Being present in health care
Be here now. Do what you are doing when you're doing it. Be where you are when you're there. The idea of staying present as a tool for self-management in stressful situations is one that Dr. Michael Newton has been teaching students and community groups for years. Now he wants to bring it to the health care arena of western Newfoundland.
The literature on the positive effects of mindfulness is immense; it is a growing trend in the workplace. Research has shown that mindfulness can reduce depression, stress, worry and anxiety. It can also boost working memory and focus and increase empathy, compassion and relationship satisfaction. In short, the practice of mindfulness creates a better quality of life. In health care, it can benefit both workers and patients, particularly those dealing with depression, anxiety disorders, post-traumatic stress disorder (PTSD,) obsessive-compulsive disorder (OCD) and eating disorders.

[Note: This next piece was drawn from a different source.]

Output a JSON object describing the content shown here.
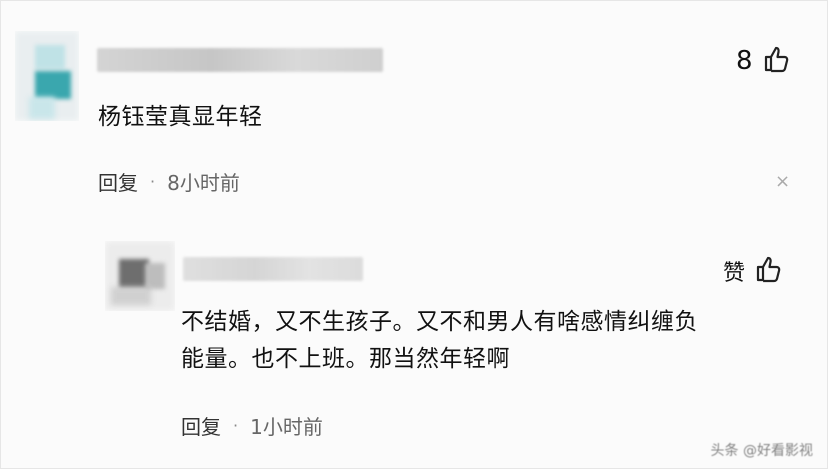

Dr. Newton has formal training in mindfulness and he has studied the research on its countless benefits. Now he wants to take it to a practical level.
"In conversation with Western Health managers and managers in other government services, I recognize there is a need for a program that would help individuals deal with the stress produced by an ever-demanding working environment," said Dr. Newton.
Mindfulness programs are usually presented in larger communities and require a significant time commitment, often spanning eight weeks. This is not an option for most regional health authorities; Dr. Newton hopes to address this problem and deliver a mindfulness program to small, often rural populations who simply don't have the time to pursue a longer course of mindfulness study.
"I am aware, for instance, that numerous hospitals offer mindfulness courses to their employees for them to use in their professional lives, as well as a way to introduce the concept to their patients," said Dr. Newton.
He plans to visit hospitals in the Toronto area to learn about the mindfulness courses they are offering. He'll then apply that knowledge to produce a web-based program that workers can complete on their own schedule. Dr. Newton runs a similar course on Workplace Mindfulness for Grenfell Campus employees, but this new program will be designed specifically for health care professionals.